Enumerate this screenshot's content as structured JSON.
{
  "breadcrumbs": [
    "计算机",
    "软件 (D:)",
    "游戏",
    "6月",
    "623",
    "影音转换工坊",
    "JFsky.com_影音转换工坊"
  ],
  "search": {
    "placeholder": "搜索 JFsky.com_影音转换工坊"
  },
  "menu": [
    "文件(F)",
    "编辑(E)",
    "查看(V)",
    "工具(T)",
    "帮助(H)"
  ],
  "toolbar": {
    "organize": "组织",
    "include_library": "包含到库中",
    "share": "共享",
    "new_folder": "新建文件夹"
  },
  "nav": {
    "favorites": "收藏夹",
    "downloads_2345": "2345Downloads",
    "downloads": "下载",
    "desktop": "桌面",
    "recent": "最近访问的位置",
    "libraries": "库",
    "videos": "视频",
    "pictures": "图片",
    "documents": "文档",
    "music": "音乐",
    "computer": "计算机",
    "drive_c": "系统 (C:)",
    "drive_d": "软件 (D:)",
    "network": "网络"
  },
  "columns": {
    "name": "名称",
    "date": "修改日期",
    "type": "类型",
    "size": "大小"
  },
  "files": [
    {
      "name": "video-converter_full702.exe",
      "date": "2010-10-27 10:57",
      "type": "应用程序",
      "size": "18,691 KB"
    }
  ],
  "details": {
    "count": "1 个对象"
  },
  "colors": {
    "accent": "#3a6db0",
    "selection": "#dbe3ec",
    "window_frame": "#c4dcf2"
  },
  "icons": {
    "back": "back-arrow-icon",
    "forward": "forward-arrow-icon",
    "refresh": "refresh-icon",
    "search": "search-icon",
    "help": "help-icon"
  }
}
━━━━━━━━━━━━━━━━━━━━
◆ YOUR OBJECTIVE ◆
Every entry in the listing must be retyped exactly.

◆ ANSWER FOR THIS EXERCISE ◆
Enumerate this screenshot's content as structured JSON.
{
  "breadcrumbs": [
    "计算机",
    "软件 (D:)",
    "游戏",
    "6月",
    "623",
    "影音转换工坊",
    "JFsky.com_影音转换工坊"
  ],
  "search": {
    "placeholder": "搜索 JFsky.com_影音转换工坊"
  },
  "menu": [
    "文件(F)",
    "编辑(E)",
    "查看(V)",
    "工具(T)",
    "帮助(H)"
  ],
  "toolbar": {
    "organize": "组织",
    "include_library": "包含到库中",
    "share": "共享",
    "new_folder": "新建文件夹"
  },
  "nav": {
    "favorites": "收藏夹",
    "downloads_2345": "2345Downloads",
    "downloads": "下载",
    "desktop": "桌面",
    "recent": "最近访问的位置",
    "libraries": "库",
    "videos": "视频",
    "pictures": "图片",
    "documents": "文档",
    "music": "音乐",
    "computer": "计算机",
    "drive_c": "系统 (C:)",
    "drive_d": "软件 (D:)",
    "network": "网络"
  },
  "columns": {
    "name": "名称",
    "date": "修改日期",
    "type": "类型",
    "size": "大小"
  },
  "files": [
    {
      "name": "video-converter_full702.exe",
      "date": "2010-10-27 10:57",
      "type": "应用程序",
      "size": "18,691 KB"
    }
  ],
  "details": {
    "count": "1 个对象"
  },
  "colors": {
    "accent": "#3a6db0",
    "selection": "#dbe3ec",
    "window_frame": "#c4dcf2"
  },
  "icons": {
    "back": "back-arrow-icon",
    "forward": "forward-arrow-icon",
    "refresh": "refresh-icon",
    "search": "search-icon",
    "help": "help-icon"
  }
}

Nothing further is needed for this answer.